Extreme close up detail of appetizing queen prawn brochette. Multiple wood skewers with big orange prawn tails served on black tile.

The raw prawn

It’s the quintessential Queensland nativity scene: a bunch of travel-weary folks crammed under a thatched Bali hut in the baking heat, cooing over a bowl of prawns.

Nothing beats prawns when it comes to bringing people together this time of year.

At least, that’s what seafood retailers would like you to think, as you shell out something like $50 a kilo to have these strange, spiky aliens adorn your Christmas table.

But far from bringing people together, prawns drive them apart.

How else to explain the hostilities that erupt in the presence of this particular shellfish?

Every Christmas, without fail, there’s some issue, with someone, about something to do with the prawns.

“I thought YOU were bringing the prawns?” “Why did you get kings instead of tigers?” “The smaller ones are sweeter.” “Why didn’t you take the tails off?”

And always, always, there’s some dispute about deveining.

One year, an auntie took umbrage at my casual “It’s just grit” philosophy and took matters into her own hands.

So determined was she to remove every last trace of the prawns’ miniscule intestinal tracts that they emerged looking like mincemeat. My neighbour mistook them for cat food and fed them to Fifi.

Prawn-inspired fracas extend beyond my twisted little branch of the family tree. Multiple disputes involving prawns have found their way to court.

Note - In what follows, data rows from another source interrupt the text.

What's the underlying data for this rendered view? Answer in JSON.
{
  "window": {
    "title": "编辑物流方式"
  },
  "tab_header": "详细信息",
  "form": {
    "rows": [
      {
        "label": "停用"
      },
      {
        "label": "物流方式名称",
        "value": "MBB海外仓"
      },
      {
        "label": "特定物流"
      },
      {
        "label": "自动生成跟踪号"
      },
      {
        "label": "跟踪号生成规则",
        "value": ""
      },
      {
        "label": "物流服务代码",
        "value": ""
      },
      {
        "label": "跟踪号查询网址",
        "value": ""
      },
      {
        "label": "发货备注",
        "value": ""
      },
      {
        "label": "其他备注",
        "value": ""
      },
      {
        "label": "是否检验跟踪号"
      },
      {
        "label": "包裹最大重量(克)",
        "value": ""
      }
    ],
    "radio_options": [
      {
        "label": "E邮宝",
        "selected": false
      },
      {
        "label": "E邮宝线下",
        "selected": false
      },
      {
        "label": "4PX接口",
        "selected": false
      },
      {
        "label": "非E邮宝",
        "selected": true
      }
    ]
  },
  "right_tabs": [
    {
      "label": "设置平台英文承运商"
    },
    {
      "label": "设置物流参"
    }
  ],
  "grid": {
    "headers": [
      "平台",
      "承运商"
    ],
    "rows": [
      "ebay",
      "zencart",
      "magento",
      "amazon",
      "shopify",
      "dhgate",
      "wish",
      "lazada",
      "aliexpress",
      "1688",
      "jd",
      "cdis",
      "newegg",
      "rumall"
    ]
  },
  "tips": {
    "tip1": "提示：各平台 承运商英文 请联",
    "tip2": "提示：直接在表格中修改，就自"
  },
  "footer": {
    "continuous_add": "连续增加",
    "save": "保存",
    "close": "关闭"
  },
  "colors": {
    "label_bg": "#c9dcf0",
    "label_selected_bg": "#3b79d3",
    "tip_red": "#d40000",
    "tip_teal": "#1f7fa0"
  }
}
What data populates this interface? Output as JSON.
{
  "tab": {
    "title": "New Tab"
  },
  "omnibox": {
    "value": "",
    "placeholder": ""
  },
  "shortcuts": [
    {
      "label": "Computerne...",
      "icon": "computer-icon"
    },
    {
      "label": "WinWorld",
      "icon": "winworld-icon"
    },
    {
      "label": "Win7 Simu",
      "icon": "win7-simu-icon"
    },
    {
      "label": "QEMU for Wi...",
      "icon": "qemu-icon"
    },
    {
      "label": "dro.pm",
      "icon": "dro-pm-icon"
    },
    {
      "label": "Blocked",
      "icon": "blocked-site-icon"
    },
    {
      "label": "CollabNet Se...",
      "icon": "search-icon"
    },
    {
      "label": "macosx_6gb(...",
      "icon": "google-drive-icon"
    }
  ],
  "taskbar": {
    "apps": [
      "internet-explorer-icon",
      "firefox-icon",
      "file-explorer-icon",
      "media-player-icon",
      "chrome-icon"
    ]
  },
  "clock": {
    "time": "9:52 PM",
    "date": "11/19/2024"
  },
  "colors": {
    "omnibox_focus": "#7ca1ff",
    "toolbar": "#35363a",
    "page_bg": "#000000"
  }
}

In Tyson v Cook [1973] 1 NSWLR 300, a fisherman trawling for prawns barrelled down the river, practically mowing down a second fisherman. He was subsequently prosecuted for “causing a nuisance in enclosed waters (with) no statutory right of way.”

Sounds a bit like Streets Beach this time of year.

The case of BBB v RAB [2006] QDC 080 involved, in part, a couple’s argument over one party’s failure to devein the prawns prior to them being cooked. If only my auntie had presided over their kitchen. Instead of going to court, they could have just gone hungry.

In 2009, a supermarket manager’s suspicions about the whereabouts of half a kilogram of green prawns led to claims of defamation, injurious falsehood, assault and battery, “harassment”, “intimidation” and false imprisonment.

In this case, Coles Supermarkets Australia Pty Ltd v Clarke [2013] NSWCA 272, a man was allowed to keep a $50,000 defamation payout after the manager of his local store came after him “like a pit bull”, accusing him of consuming the prawns as he cruised the aisles.

The man claims the manager berated him in front of a tut-tutting group of staff and shoppers, saying things like, “You have been stealing prawns,” “’I will keep you here until I see those prawns,” and “Open your leather jacket and let’s see what’s inside.”

Fortunately there were no sushi lovers on Singapore’s Downtown Line in October this year when laughing commuters watched live crustaceans make a daring escape from a plastic bag.

“One almost managed to alight at Little India MRT station,” an eyewitness reports.

There is some debate over whether these critters were prawns or crayfish. Personally, I’m going with prawns. They’re nothing but trouble.

A version of this story was published in The Courier-Mail on 02 January 2018.